Hong Kong-based photographer Alexander Safonov shoots incredible underwater photographs showing scenes teeming with marine life.
A software engineer by trade, he obtained a diving license back in 2002 and began to experiment with underwater photography starting in 2004. In 2006 he picked up his first DSLR.
While he has traveled to locations all across the world for his images (places like the Cocos Island, Fiji, Galapagos and Raja Ampat), his favorite destination is the annual sardine run off the coast of South Africa, where massive balls of sardines float around like clouds of meat, and sharks and dolphins congregate to eat. Safonov’s photographs often capture wide angle views of these frenzied feedings.
He writes that any photographer looking to photograph underwater predators should seek out one of these “bait balls”, since you have a good chance of having more up-close encounters during a short dive than “the average diver sees during a life time.” Here’s his description:
What is the sardine run all about? It is huge school of sardines, some estimate 15 km long, migrating along the Wild Coast every year at winter for the reasons not completely understood by science yet. The school usually stays pretty deep, in the 40-60m range.

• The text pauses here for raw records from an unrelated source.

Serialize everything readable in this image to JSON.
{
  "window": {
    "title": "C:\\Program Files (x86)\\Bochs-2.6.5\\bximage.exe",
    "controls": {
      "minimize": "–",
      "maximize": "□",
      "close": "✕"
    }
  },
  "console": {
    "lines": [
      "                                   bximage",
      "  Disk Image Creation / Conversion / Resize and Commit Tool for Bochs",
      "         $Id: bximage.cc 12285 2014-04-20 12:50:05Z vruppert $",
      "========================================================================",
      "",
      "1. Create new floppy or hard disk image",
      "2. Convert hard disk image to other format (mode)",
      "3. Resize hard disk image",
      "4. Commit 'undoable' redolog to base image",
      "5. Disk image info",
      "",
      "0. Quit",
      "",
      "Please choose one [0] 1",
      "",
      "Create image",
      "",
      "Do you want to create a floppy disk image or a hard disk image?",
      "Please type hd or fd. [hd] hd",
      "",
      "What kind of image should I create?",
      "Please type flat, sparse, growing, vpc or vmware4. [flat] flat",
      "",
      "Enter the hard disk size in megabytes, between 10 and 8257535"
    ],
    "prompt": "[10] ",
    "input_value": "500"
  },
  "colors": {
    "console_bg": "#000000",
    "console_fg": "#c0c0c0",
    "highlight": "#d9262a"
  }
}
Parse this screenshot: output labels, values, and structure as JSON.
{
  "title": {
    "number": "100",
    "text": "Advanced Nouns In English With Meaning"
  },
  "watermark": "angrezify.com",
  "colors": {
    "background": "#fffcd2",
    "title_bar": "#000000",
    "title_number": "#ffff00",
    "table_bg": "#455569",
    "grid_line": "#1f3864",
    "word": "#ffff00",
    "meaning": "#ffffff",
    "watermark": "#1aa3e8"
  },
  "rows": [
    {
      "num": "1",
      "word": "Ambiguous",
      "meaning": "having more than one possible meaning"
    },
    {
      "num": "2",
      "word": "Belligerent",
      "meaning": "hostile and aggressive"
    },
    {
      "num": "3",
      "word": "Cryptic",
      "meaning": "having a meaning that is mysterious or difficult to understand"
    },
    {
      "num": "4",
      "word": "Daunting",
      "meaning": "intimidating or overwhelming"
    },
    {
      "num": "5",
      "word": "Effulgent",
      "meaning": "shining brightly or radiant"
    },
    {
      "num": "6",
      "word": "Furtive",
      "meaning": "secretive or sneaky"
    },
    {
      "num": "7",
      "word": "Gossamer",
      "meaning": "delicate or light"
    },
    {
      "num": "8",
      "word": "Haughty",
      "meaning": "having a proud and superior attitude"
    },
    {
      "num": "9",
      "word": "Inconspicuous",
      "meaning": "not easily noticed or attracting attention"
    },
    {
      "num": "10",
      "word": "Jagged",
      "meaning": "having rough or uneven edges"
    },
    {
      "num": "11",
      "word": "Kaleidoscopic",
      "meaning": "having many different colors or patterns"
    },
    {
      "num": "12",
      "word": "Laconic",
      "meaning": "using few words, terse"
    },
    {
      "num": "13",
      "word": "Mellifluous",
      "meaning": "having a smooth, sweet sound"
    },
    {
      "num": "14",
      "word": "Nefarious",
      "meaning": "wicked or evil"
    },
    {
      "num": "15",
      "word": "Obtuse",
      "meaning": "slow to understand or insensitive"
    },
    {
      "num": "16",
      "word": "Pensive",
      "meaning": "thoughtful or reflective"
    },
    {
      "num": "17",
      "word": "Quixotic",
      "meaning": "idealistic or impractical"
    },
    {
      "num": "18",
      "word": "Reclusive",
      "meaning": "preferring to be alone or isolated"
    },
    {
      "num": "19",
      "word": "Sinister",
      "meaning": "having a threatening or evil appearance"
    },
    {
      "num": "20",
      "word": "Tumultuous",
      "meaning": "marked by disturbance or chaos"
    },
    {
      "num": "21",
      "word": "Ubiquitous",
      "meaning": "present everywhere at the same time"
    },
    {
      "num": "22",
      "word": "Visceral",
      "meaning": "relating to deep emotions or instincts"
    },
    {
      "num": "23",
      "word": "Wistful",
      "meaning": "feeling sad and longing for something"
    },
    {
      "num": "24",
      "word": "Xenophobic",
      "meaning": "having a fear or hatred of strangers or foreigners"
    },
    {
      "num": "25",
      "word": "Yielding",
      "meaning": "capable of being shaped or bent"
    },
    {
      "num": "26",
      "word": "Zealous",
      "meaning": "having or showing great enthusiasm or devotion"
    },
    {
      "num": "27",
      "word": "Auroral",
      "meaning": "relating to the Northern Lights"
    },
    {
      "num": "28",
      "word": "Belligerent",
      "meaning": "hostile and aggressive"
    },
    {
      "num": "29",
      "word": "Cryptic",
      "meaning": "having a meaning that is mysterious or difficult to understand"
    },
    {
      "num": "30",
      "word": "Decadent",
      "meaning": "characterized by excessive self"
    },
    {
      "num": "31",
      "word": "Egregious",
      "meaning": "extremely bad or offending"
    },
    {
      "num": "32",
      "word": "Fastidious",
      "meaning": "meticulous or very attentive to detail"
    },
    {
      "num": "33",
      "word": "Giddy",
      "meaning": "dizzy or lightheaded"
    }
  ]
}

Dolphins are responsible for separating small portions of these gigantic schools into smaller ones called bait balls and pushing them to the shallow water where they are more comfortable with hunting. Various species of sharks take advantage of this opportunity presented to them by dolphins, since it is believed that moving pattern and density of big school disorients them, making feeding on the big school difficult — this is one of the reasons why bait fish always instinctively groups together then threatened.
Birds, usually covering big distances in the search of solitary fish in shallow water arrive in huge flocks and take advantage of these generous opportunities too. Game fish, like tuna and sailfish join this frenzy. Ultimately there are bryde’s whales, capable of feeding on sardines, too. Result is unique hunting collaboration and feeding competition between different species, which is not only one of the most spectacular natural events on the planet but also puzzle box full of unanswered questions for the science.
Image credits: Photographs by Alexander Safonov and used with permission